-- Opening Marker --

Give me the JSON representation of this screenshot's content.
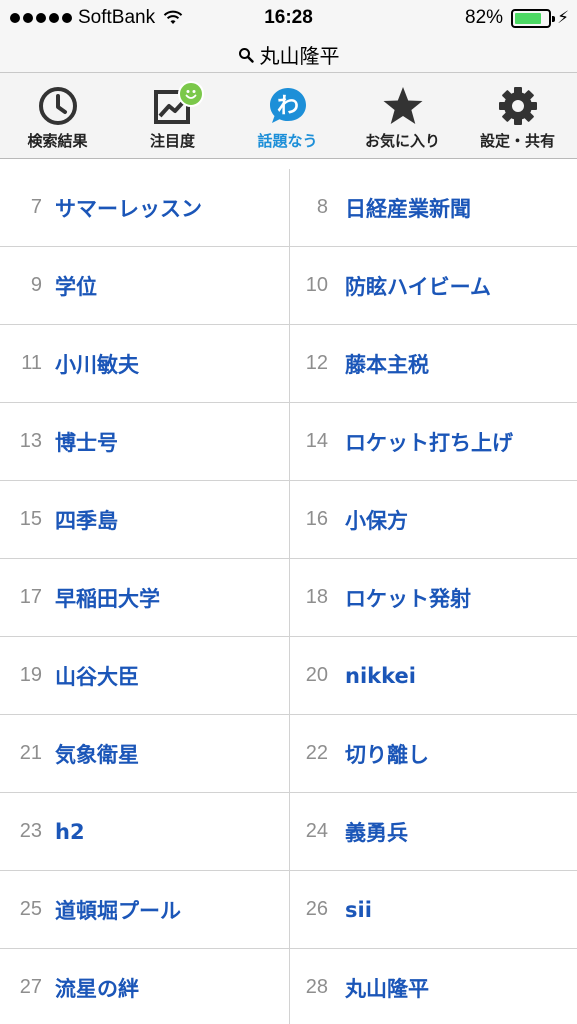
{
  "status_bar": {
    "carrier": "SoftBank",
    "time": "16:28",
    "battery_percent": "82%",
    "battery_level": 0.82
  },
  "search": {
    "query": "丸山隆平"
  },
  "tabs": [
    {
      "label": "検索結果",
      "icon": "clock-icon",
      "active": false
    },
    {
      "label": "注目度",
      "icon": "trend-chart-icon",
      "active": false
    },
    {
      "label": "話題なう",
      "icon": "wa-bubble-icon",
      "active": true
    },
    {
      "label": "お気に入り",
      "icon": "star-icon",
      "active": false
    },
    {
      "label": "設定・共有",
      "icon": "gear-icon",
      "active": false
    }
  ],
  "colors": {
    "accent": "#1d8fd8",
    "term_text": "#1b56b8",
    "rank_number": "#8e8e8e",
    "badge": "#7bc84a",
    "battery": "#4cd964"
  },
  "trending": [
    {
      "left": {
        "rank": "7",
        "term": "サマーレッスン"
      },
      "right": {
        "rank": "8",
        "term": "日経産業新聞"
      }
    },
    {
      "left": {
        "rank": "9",
        "term": "学位"
      },
      "right": {
        "rank": "10",
        "term": "防眩ハイビーム"
      }
    },
    {
      "left": {
        "rank": "11",
        "term": "小川敏夫"
      },
      "right": {
        "rank": "12",
        "term": "藤本主税"
      }
    },
    {
      "left": {
        "rank": "13",
        "term": "博士号"
      },
      "right": {
        "rank": "14",
        "term": "ロケット打ち上げ"
      }
    },
    {
      "left": {
        "rank": "15",
        "term": "四季島"
      },
      "right": {
        "rank": "16",
        "term": "小保方"
      }
    },
    {
      "left": {
        "rank": "17",
        "term": "早稲田大学"
      },
      "right": {
        "rank": "18",
        "term": "ロケット発射"
      }
    },
    {
      "left": {
        "rank": "19",
        "term": "山谷大臣"
      },
      "right": {
        "rank": "20",
        "term": "nikkei"
      }
    },
    {
      "left": {
        "rank": "21",
        "term": "気象衛星"
      },
      "right": {
        "rank": "22",
        "term": "切り離し"
      }
    },
    {
      "left": {
        "rank": "23",
        "term": "h2"
      },
      "right": {
        "rank": "24",
        "term": "義勇兵"
      }
    },
    {
      "left": {
        "rank": "25",
        "term": "道頓堀プール"
      },
      "right": {
        "rank": "26",
        "term": "sii"
      }
    },
    {
      "left": {
        "rank": "27",
        "term": "流星の絆"
      },
      "right": {
        "rank": "28",
        "term": "丸山隆平"
      }
    }
  ]
}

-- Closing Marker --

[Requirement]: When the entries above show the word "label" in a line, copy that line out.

[Task output]:
      "label": "検索結果",
      "label": "注目度",
      "label": "話題なう",
      "label": "お気に入り",
      "label": "設定・共有",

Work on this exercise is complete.